But in the right hands, you would see that occasionally looking at the past may be a source of illumination?
Of course, and I do think that for people who have been severely abused and so on, there is really nothing else.
Oliver James wrote recently that mental illness owes its increase to selfish capitalism, ie placing too high a value on money, appearances and fame, and it would be halved in a generation if we took up the unselfish capitalism of our neighbours in Western Europe. As an economist, do you agree with him?

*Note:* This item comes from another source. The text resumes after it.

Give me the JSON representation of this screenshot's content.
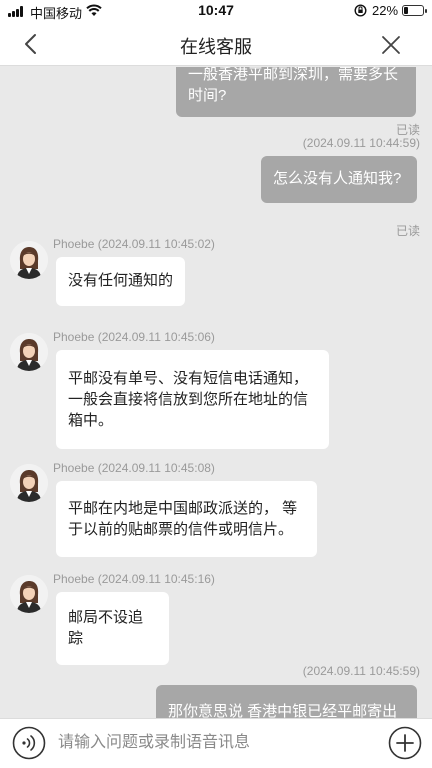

I don’t think it’s the most important issue, but I think that there is an important issue of values and I do think that the sort of competitive habit of comparing yourself with other people all the time is not good for people’s mental health. It is promoted in the very sort of individualistic society that we have become and America has become, and Europe not so much yet. But I think it’s pretty superficial to suppose there aren’t some major psychological casualties on the continent and they may not even be getting as much help as we hope to be providing for people here.
And may not be able to afford it. So, the answer in your view is not massive taxation and redistribution to solve these mental health issues?
I strongly support that agenda, but somewhat separately from the agenda of helping people who get into serious depression and anxiety conditions. I think one can try and tackle both problems without saying they are the same problem. I have spent much more time in my life trying to deal with inequality than with mental illness. I think it is a really serious problem but I do think also that if you look at the Psychiatric Morbidity Survey, you can see – and this is partly why we have managed to get this money – you can see that this is a problem that is affecting all social classes. The idea that it’s confined to people who are socially excluded on other grounds is completely wrong.
Please send all correspondence relating to this interview to therapy today, BACP House, 15 St. John´s Business Park, Lutterworth, Leicestershire, LE17 4HB or email email@example.com
*Implementation Plan: National guidelines for local delivery was launched
on Tuesday 26 February 2008 and is available for download from http://www.networks.nhs.uk/news.php?nid=2102.